Mask Maker! Mask Maker!

Mask Maker! Mask Maker!

Concerned citizens find ways to help out

Making Ripples

There are many heroic deeds done every day, but during an epidemic, we see them in a brighter light, hope for them in our lives, and maybe even embrace them as part of our own potential. Our local communities are buzzing with such good deeds, all to the tune of sewing machines and possibly “Fiddler on the Roof”: “Mask maker, mask maker, make me a mask!”

Fayetteville resident Paige Goodman Wolven, owner of, a children’s clothing shop, makes free masks and places them in a box on her porch for pickup by those in essential jobs who can’t find masks. She’s one of many in a peaceful brigade of mask makers who range from those who are a wiz with a sewing machine to novice users of needle and thread. Paige began sewing them a few weeks ago when social distancing caught on. It doesn’t take much to get inspired to make masks; the news is enough reason, especially if you’re concerned about loved ones.

“We have family and friends who would be at extremely high risk if they get the virus, so we have been really concerned about this personally,” Paige explained in an online interview. “When the news came out that there are people getting covid-19 and showing absolutely zero symptoms the whole time they have it, it became super obvious that we all needed to start wearing masks.” She began to practice by making masks for her family.

At first, it was tough to decide on a pattern. “I went down a rabbit hole of research on the best types of fabric to use and tested a ton of different free patterns I had found online,” she says, eventually settling on the pattern linked in this column. Paige began offering masks to friends and others who needed them. “Now the whole sewing community has started making these to sell and donate, and it’s so great! Everyone should be finding a way to get a mask.” She used social media to find people who needed masks, and at first, people were shy to ask. So she began a “free box” for people to pick up masks at their leisure, even anonymously, and it worked!

“People wanted them because they were nervous about trips to the grocery store, bike rides on the trails, visits to hand things off to family.” Now, the demand for Paige’s masks is high. “When the CDC finally recommended wearing fabric masks for all outings, tons of people wanted them. It’s been hard to keep up — I’m just sewing in my spare time; I have a 3-year-old, s0 there’s not tons of that around here. Most evenings after his bedtime I get in my sewing room and make a few masks.” While she can’t offer the public free masks, she is setting a great example. She says these masks are easy to make, a statement echoed by many other makers. And not everyone is sewing – some are donating money or materials.

Amanda Bancroft’s husband Ryan wears a mask to his day job at Ozark Natural Foods.
(Courtesy Photo/Amanda Bancroft)

“Three friends donated huge piles of fabric and sewing supplies to me, so I’ve seen tons of support. People are so grateful and it’s been a really nice feeling to do something at a time when it’s easy to feel kind of helpless.” For more information, including mask patterns, or if you want to help sew or fund masks, visit

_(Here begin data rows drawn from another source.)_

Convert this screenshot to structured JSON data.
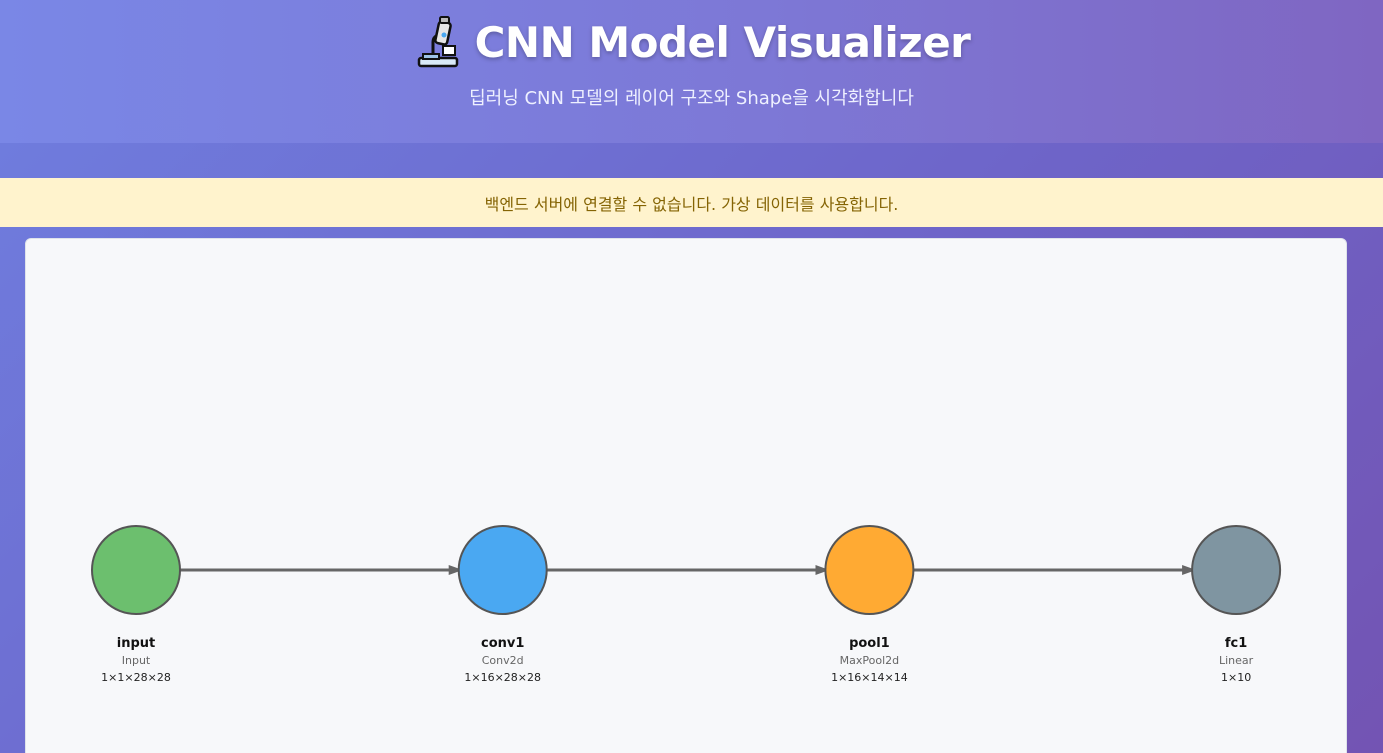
{
  "header": {
    "title": "CNN Model Visualizer",
    "title_icon": "microscope-icon",
    "subtitle": "딥러닝 CNN 모델의 레이어 구조와 Shape을 시각화합니다"
  },
  "alert": {
    "message": "백엔드 서버에 연결할 수 없습니다. 가상 데이터를 사용합니다."
  },
  "graph": {
    "nodes": [
      {
        "id": "input",
        "type": "Input",
        "shape": "1×1×28×28",
        "color": "#6cbf6e"
      },
      {
        "id": "conv1",
        "type": "Conv2d",
        "shape": "1×16×28×28",
        "color": "#4aa8f2"
      },
      {
        "id": "pool1",
        "type": "MaxPool2d",
        "shape": "1×16×14×14",
        "color": "#ffaa33"
      },
      {
        "id": "fc1",
        "type": "Linear",
        "shape": "1×10",
        "color": "#7f95a1"
      }
    ],
    "edges": [
      {
        "from": "input",
        "to": "conv1"
      },
      {
        "from": "conv1",
        "to": "pool1"
      },
      {
        "from": "pool1",
        "to": "fc1"
      }
    ],
    "edge_color": "#666666",
    "node_stroke": "#555555"
  }
}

Amanda Bancroft is a writer, artist, and naturalist living in an off-grid tiny house on Kessler Mountain. She and her husband Ryan blog about their adventures and offer tips to those wanting to make a difference at

Categories: Making Ripples